NEW YORK — Not long after Frank Vogel made his questionable decisions to call timeout and replace Roy Hibbert with Jeff Pendergraph in Game 2 of the conference semifinals on Tuesday, Mike Woodson made a critical call of his own.
In the final minute of the third quarter, with the Knicks still up just three, Woodson put Pablo Prigioni back on the floor.
Prigioni, a 35-year-old rookie, was a big key to the Knicks’ offensive resurgence and 16-2 finish to the season. What he lacks in obvious basketball talent, he makes up for with intelligence, a willingness to move the ball offensively and relentless, on-the-ball defense.
Damian Lillard was the Rookie of the Year, but Prigioni (who somehow didn’t get a single first, second or third-place vote) was the Plus-Minus Rookie of the Year, making a clear difference on both ends of the floor. New York was better both offensively and defensively when Prigioni was in the game in the regular season.
But he was in and out of the rotation until that final stretch. Woodson has never played Prigioni big minutes, even once he seemingly realized his value, obviously needing to find enough time for Raymond Felton, Jason Kidd, J.R. Smith and Iman Shumpert in the backcourt (1, 2 and 3 positions). But there were a couple of times in the first round where that may have hurt the Knicks.
In Game 5 against the Celtics, with the Knicks able to close out the series at home, Smith shot 3-for-14 while Prigioni sat on the bench for all but 13 minutes. The Knicks lost that game by six, but had outscored the Celtics by nine with Prigioni on the floor.
Then came Game 6 in Boston. The Knicks were up 26 points when Woodson replaced Prigioni with Smith with 9:43 to go in the fourth quarter. Coincidentally or not, the Celtics then went on a 20-0 run, putting a major scare in Woodson and most of New York City.
Woodson admits that Celtics run was on his mind four nights later.
“I didn’t forget Game 6 in Boston,” he said afterward.
So, just 13 seconds after replacing Felton with Shumpert, he sat Shumpert back down and brought back Prigioni, perhaps to match up with the quickness of D.J. Augustin, who had just checked in for Indiana, or perhaps to get back to a two-point guard lineup (Kidd was also on the floor).
Whatever the reason, the results were good. Prigioni helped the Knicks turn their three-point lead into an incredible 30-point cushion before the Pacers made a single shot from the field.
With the Knicks up six to start the fourth quarter, Prigioni made Roy Hibbert pay for not defending him on two straight pick-and-rolls with Tyson Chandler. First he stepped into a 3-pointer, and then he got to the foul line and stroked a 15-foot floater.
After a timeout, Prigioni grabbed a defensive rebound. And by the time the Knicks got the ball back up the floor, the Madison Square Garden was chanting, “PAB-LO! PAB-LO! PAB-LO!” The guy most of the crowd had probably never heard of back in November was now a playoff hero.
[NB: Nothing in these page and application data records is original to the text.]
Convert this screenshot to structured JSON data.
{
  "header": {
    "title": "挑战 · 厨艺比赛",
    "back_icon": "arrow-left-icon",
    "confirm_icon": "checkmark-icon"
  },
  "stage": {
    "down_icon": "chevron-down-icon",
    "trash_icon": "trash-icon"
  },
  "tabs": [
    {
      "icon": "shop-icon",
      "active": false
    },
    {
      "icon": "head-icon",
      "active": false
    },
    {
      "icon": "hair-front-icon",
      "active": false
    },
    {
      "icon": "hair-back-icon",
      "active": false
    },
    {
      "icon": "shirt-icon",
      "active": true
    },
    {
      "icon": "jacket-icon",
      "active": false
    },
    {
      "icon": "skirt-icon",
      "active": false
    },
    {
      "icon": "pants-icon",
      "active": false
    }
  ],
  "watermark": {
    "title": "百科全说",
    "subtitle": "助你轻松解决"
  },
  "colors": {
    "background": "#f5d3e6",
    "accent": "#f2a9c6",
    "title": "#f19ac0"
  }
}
“It was amazing for me,” Prigioni said of the response from the crowd, “but for me it is only about the team. I am really happy. You can’t believe how happy I am because the team played well.”
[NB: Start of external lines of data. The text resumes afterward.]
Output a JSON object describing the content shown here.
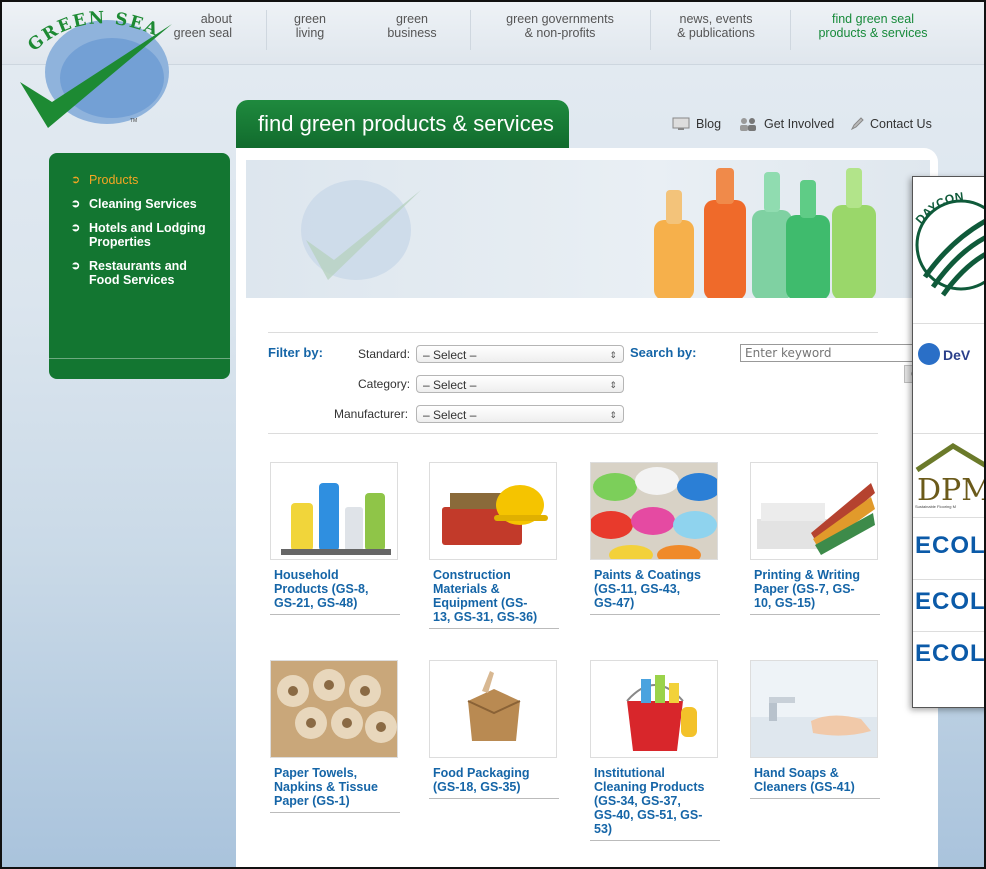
{
  "logo": {
    "text": "GREEN SEAL",
    "tm": "TM"
  },
  "topnav": [
    {
      "line1": "about",
      "line2": "green seal"
    },
    {
      "line1": "green",
      "line2": "living"
    },
    {
      "line1": "green",
      "line2": "business"
    },
    {
      "line1": "green governments",
      "line2": "& non-profits"
    },
    {
      "line1": "news, events",
      "line2": "& publications"
    },
    {
      "line1": "find green seal",
      "line2": "products & services"
    }
  ],
  "page_title": "find green products & services",
  "utility": {
    "blog": "Blog",
    "get_involved": "Get Involved",
    "contact": "Contact Us"
  },
  "leftnav": [
    {
      "label": "Products"
    },
    {
      "label": "Cleaning Services"
    },
    {
      "label": "Hotels and Lodging Properties"
    },
    {
      "label": "Restaurants and Food Services"
    }
  ],
  "filters": {
    "filter_by": "Filter by:",
    "standard_label": "Standard:",
    "category_label": "Category:",
    "manufacturer_label": "Manufacturer:",
    "select_value": "– Select –",
    "search_by": "Search by:",
    "search_placeholder": "Enter keyword",
    "go": "Go"
  },
  "products": [
    {
      "line1": "Household",
      "line2": "Products (GS-8,",
      "line3": "GS-21, GS-48)",
      "line4": "",
      "line5": ""
    },
    {
      "line1": "Construction",
      "line2": "Materials &",
      "line3": "Equipment (GS-",
      "line4": "13, GS-31, GS-36)",
      "line5": ""
    },
    {
      "line1": "Paints & Coatings",
      "line2": "(GS-11, GS-43,",
      "line3": "GS-47)",
      "line4": "",
      "line5": ""
    },
    {
      "line1": "Printing & Writing",
      "line2": "Paper (GS-7, GS-",
      "line3": "10, GS-15)",
      "line4": "",
      "line5": ""
    },
    {
      "line1": "Paper Towels,",
      "line2": "Napkins & Tissue",
      "line3": "Paper (GS-1)",
      "line4": "",
      "line5": ""
    },
    {
      "line1": "Food Packaging",
      "line2": "(GS-18, GS-35)",
      "line3": "",
      "line4": "",
      "line5": ""
    },
    {
      "line1": "Institutional",
      "line2": "Cleaning Products",
      "line3": "(GS-34, GS-37,",
      "line4": "GS-40, GS-51, GS-",
      "line5": "53)"
    },
    {
      "line1": "Hand Soaps &",
      "line2": "Cleaners (GS-41)",
      "line3": "",
      "line4": "",
      "line5": ""
    }
  ],
  "overlay": {
    "daycon": "DAYCON",
    "devere": "DeV",
    "dpm": "DPM",
    "dpm_sub": "Sustainable Flooring M",
    "ecolab": [
      "ECOLA",
      "ECOLA",
      "ECOLA"
    ]
  },
  "colors": {
    "brand_green": "#137631",
    "link_blue": "#1565a7",
    "active_orange": "#f5a623"
  }
}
Prigioni picked up another rebound, three assists and a block (a block!) by the time the Knicks’ 36-4 run was over. It was obviously huge that Carmelo Anthony found an offensive rhythm for the first time in five games and the Knicks’ tear was a total team effort. But it’s probably not a coincidence that Prigioni (who set a key screen on one of Anthony’s jumpers and set him up for another) was on the floor for most of it.
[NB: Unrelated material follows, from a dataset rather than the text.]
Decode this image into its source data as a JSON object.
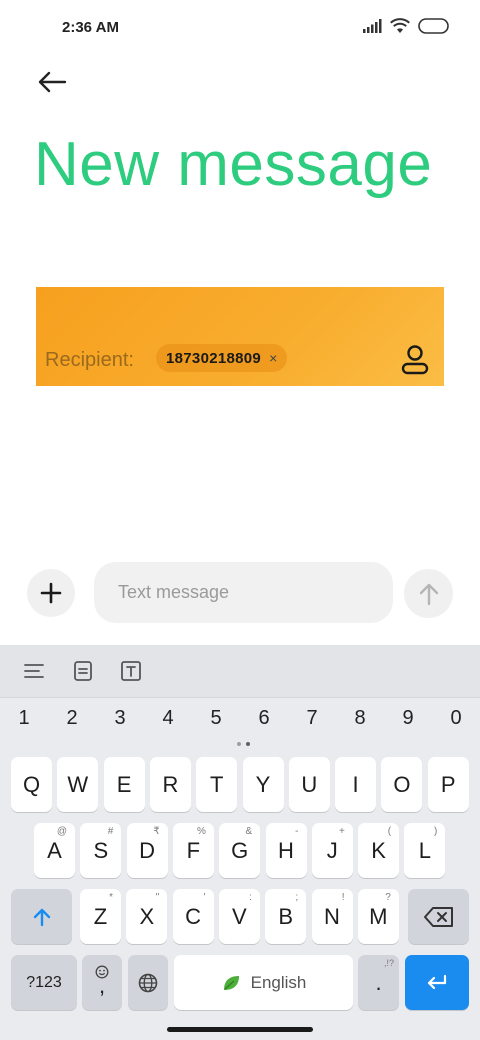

Prigioni gets his team to move the ball and can make defenses pay if they don’t pay attention to him. With Kidd (0-for-13 over the last six games) struggling, a little offense from the other 35-plus point guard is all the more critical.
Prigioni’s on-off-court differential has more than doubled in the playoffs. Over their eight postseason games, the Knicks have been much, much better with him on the floor in the playoffs. Like, really, a lot better …
Knicks efficiency with Prigioni on and off the floor, playoffs
OffRtg = Points scored per 100 possessions
DefRtg = Points allowed per 100 possessions
NetRtg = Point differential per 100 possessions
At this point, it’s hard to argue with the numbers. And it’s clear that Woodson knows not to make the same mistake he made against the Celtics. If the Knicks are going to win this series, Prigioni is going to play a role.
“This was a big game for our ball club that we had to win,” Woodson said Tuesday. “I had flashbacks of Boston. I went with him and he came up big.”